*DIRECTIONS:* Each entry has to be given again in its exact wording, and no picture may appear in the result.

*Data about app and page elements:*

******

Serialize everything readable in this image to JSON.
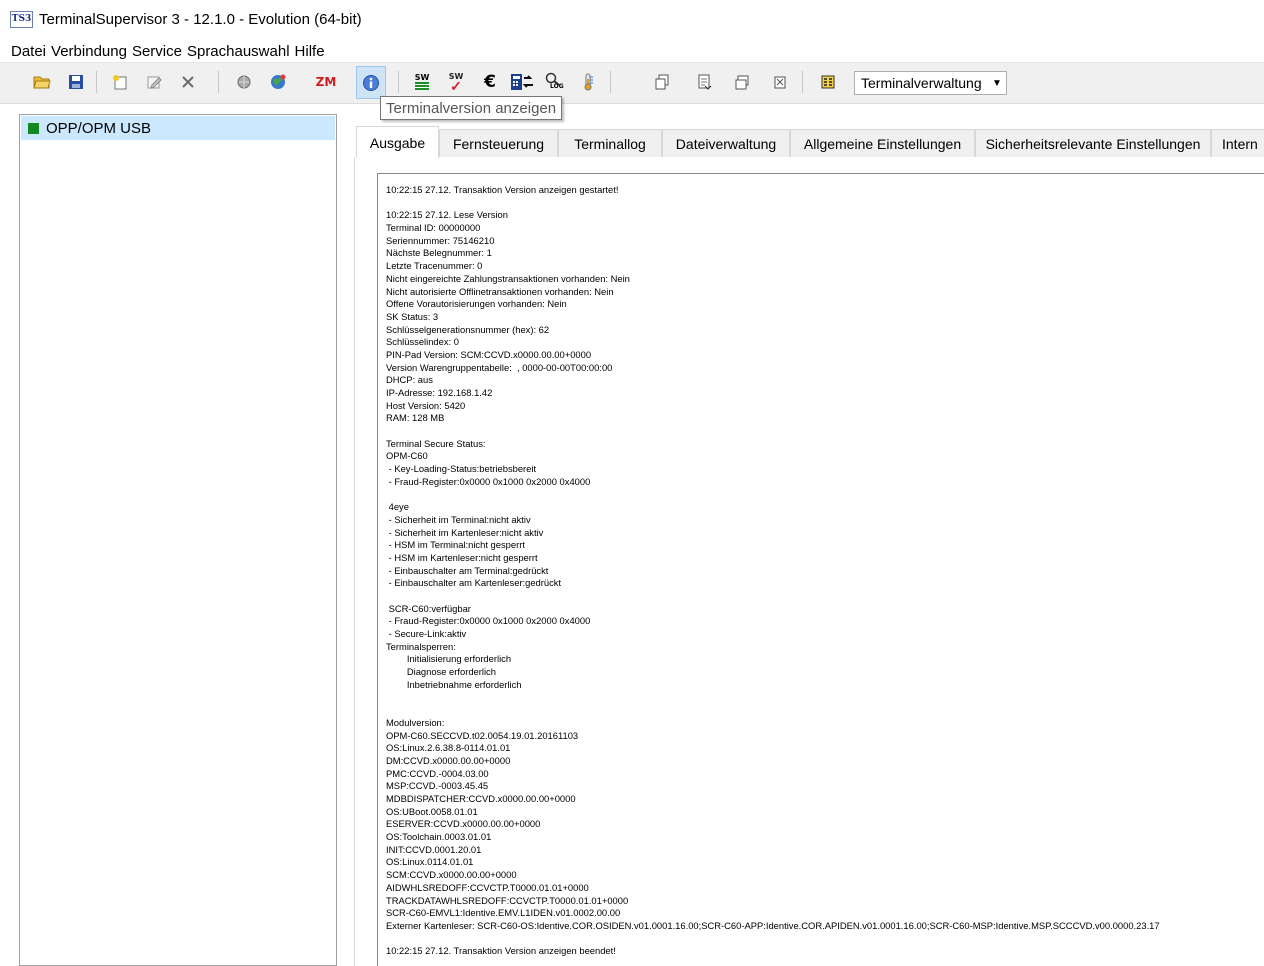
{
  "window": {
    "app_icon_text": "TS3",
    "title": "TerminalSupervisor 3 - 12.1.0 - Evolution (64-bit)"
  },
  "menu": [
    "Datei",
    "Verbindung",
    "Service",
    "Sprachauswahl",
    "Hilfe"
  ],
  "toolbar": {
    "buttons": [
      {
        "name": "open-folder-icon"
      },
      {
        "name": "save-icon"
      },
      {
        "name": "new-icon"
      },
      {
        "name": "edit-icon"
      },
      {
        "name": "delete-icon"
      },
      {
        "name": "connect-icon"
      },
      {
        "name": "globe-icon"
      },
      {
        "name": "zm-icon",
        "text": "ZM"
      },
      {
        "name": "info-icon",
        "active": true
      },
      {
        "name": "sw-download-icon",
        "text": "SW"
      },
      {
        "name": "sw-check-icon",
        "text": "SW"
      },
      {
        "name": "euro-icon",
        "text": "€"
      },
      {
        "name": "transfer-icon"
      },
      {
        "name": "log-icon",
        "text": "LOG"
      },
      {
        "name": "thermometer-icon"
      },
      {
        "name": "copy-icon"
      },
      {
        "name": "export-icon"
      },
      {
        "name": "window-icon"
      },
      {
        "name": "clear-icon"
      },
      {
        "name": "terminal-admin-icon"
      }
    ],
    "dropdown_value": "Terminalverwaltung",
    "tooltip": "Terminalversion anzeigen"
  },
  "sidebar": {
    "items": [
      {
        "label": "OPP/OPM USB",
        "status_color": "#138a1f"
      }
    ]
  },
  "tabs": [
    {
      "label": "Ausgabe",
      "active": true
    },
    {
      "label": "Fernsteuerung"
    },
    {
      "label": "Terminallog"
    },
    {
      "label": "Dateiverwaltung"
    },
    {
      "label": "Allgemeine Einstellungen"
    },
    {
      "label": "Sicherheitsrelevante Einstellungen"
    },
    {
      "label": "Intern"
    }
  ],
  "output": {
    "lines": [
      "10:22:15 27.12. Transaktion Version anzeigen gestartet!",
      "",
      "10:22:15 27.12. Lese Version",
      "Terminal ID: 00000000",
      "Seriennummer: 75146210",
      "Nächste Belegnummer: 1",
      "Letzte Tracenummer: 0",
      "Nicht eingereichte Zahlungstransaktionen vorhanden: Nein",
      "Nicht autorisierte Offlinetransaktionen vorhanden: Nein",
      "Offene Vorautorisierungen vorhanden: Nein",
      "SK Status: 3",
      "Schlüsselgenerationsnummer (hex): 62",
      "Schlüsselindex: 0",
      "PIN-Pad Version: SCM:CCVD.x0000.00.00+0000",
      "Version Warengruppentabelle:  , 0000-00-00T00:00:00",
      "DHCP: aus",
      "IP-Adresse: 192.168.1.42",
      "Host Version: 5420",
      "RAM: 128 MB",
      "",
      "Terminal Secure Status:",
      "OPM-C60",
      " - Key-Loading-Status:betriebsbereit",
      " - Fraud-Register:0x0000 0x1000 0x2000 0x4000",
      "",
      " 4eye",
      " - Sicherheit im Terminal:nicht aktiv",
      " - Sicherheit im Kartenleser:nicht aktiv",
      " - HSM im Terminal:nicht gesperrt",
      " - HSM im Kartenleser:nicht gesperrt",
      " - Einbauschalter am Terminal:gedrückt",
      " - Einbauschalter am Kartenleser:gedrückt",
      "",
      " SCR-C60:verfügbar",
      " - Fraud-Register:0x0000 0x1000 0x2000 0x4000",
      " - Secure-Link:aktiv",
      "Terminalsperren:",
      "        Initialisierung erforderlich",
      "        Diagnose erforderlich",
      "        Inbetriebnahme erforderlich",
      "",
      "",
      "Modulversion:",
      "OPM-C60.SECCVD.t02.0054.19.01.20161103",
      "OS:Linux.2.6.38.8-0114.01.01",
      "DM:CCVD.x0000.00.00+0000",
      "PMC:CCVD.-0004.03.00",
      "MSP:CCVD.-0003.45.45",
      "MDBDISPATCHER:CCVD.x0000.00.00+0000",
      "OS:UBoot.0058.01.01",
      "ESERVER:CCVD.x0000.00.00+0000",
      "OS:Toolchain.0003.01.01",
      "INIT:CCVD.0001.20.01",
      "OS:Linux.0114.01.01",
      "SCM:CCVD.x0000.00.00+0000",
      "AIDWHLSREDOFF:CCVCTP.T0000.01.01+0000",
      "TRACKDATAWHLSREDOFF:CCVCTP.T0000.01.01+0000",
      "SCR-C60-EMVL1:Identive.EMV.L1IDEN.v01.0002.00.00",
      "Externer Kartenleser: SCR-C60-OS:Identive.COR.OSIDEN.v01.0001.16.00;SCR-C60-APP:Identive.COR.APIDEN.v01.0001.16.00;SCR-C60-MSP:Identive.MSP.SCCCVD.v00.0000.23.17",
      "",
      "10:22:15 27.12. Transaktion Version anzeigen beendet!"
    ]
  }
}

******

*WORKED SOLUTION:*
Serialize everything readable in this image to JSON.
{
  "window": {
    "app_icon_text": "TS3",
    "title": "TerminalSupervisor 3 - 12.1.0 - Evolution (64-bit)"
  },
  "menu": [
    "Datei",
    "Verbindung",
    "Service",
    "Sprachauswahl",
    "Hilfe"
  ],
  "toolbar": {
    "buttons": [
      {
        "name": "open-folder-icon"
      },
      {
        "name": "save-icon"
      },
      {
        "name": "new-icon"
      },
      {
        "name": "edit-icon"
      },
      {
        "name": "delete-icon"
      },
      {
        "name": "connect-icon"
      },
      {
        "name": "globe-icon"
      },
      {
        "name": "zm-icon",
        "text": "ZM"
      },
      {
        "name": "info-icon",
        "active": true
      },
      {
        "name": "sw-download-icon",
        "text": "SW"
      },
      {
        "name": "sw-check-icon",
        "text": "SW"
      },
      {
        "name": "euro-icon",
        "text": "€"
      },
      {
        "name": "transfer-icon"
      },
      {
        "name": "log-icon",
        "text": "LOG"
      },
      {
        "name": "thermometer-icon"
      },
      {
        "name": "copy-icon"
      },
      {
        "name": "export-icon"
      },
      {
        "name": "window-icon"
      },
      {
        "name": "clear-icon"
      },
      {
        "name": "terminal-admin-icon"
      }
    ],
    "dropdown_value": "Terminalverwaltung",
    "tooltip": "Terminalversion anzeigen"
  },
  "sidebar": {
    "items": [
      {
        "label": "OPP/OPM USB",
        "status_color": "#138a1f"
      }
    ]
  },
  "tabs": [
    {
      "label": "Ausgabe",
      "active": true
    },
    {
      "label": "Fernsteuerung"
    },
    {
      "label": "Terminallog"
    },
    {
      "label": "Dateiverwaltung"
    },
    {
      "label": "Allgemeine Einstellungen"
    },
    {
      "label": "Sicherheitsrelevante Einstellungen"
    },
    {
      "label": "Intern"
    }
  ],
  "output": {
    "lines": [
      "10:22:15 27.12. Transaktion Version anzeigen gestartet!",
      "",
      "10:22:15 27.12. Lese Version",
      "Terminal ID: 00000000",
      "Seriennummer: 75146210",
      "Nächste Belegnummer: 1",
      "Letzte Tracenummer: 0",
      "Nicht eingereichte Zahlungstransaktionen vorhanden: Nein",
      "Nicht autorisierte Offlinetransaktionen vorhanden: Nein",
      "Offene Vorautorisierungen vorhanden: Nein",
      "SK Status: 3",
      "Schlüsselgenerationsnummer (hex): 62",
      "Schlüsselindex: 0",
      "PIN-Pad Version: SCM:CCVD.x0000.00.00+0000",
      "Version Warengruppentabelle:  , 0000-00-00T00:00:00",
      "DHCP: aus",
      "IP-Adresse: 192.168.1.42",
      "Host Version: 5420",
      "RAM: 128 MB",
      "",
      "Terminal Secure Status:",
      "OPM-C60",
      " - Key-Loading-Status:betriebsbereit",
      " - Fraud-Register:0x0000 0x1000 0x2000 0x4000",
      "",
      " 4eye",
      " - Sicherheit im Terminal:nicht aktiv",
      " - Sicherheit im Kartenleser:nicht aktiv",
      " - HSM im Terminal:nicht gesperrt",
      " - HSM im Kartenleser:nicht gesperrt",
      " - Einbauschalter am Terminal:gedrückt",
      " - Einbauschalter am Kartenleser:gedrückt",
      "",
      " SCR-C60:verfügbar",
      " - Fraud-Register:0x0000 0x1000 0x2000 0x4000",
      " - Secure-Link:aktiv",
      "Terminalsperren:",
      "        Initialisierung erforderlich",
      "        Diagnose erforderlich",
      "        Inbetriebnahme erforderlich",
      "",
      "",
      "Modulversion:",
      "OPM-C60.SECCVD.t02.0054.19.01.20161103",
      "OS:Linux.2.6.38.8-0114.01.01",
      "DM:CCVD.x0000.00.00+0000",
      "PMC:CCVD.-0004.03.00",
      "MSP:CCVD.-0003.45.45",
      "MDBDISPATCHER:CCVD.x0000.00.00+0000",
      "OS:UBoot.0058.01.01",
      "ESERVER:CCVD.x0000.00.00+0000",
      "OS:Toolchain.0003.01.01",
      "INIT:CCVD.0001.20.01",
      "OS:Linux.0114.01.01",
      "SCM:CCVD.x0000.00.00+0000",
      "AIDWHLSREDOFF:CCVCTP.T0000.01.01+0000",
      "TRACKDATAWHLSREDOFF:CCVCTP.T0000.01.01+0000",
      "SCR-C60-EMVL1:Identive.EMV.L1IDEN.v01.0002.00.00",
      "Externer Kartenleser: SCR-C60-OS:Identive.COR.OSIDEN.v01.0001.16.00;SCR-C60-APP:Identive.COR.APIDEN.v01.0001.16.00;SCR-C60-MSP:Identive.MSP.SCCCVD.v00.0000.23.17",
      "",
      "10:22:15 27.12. Transaktion Version anzeigen beendet!"
    ]
  }
}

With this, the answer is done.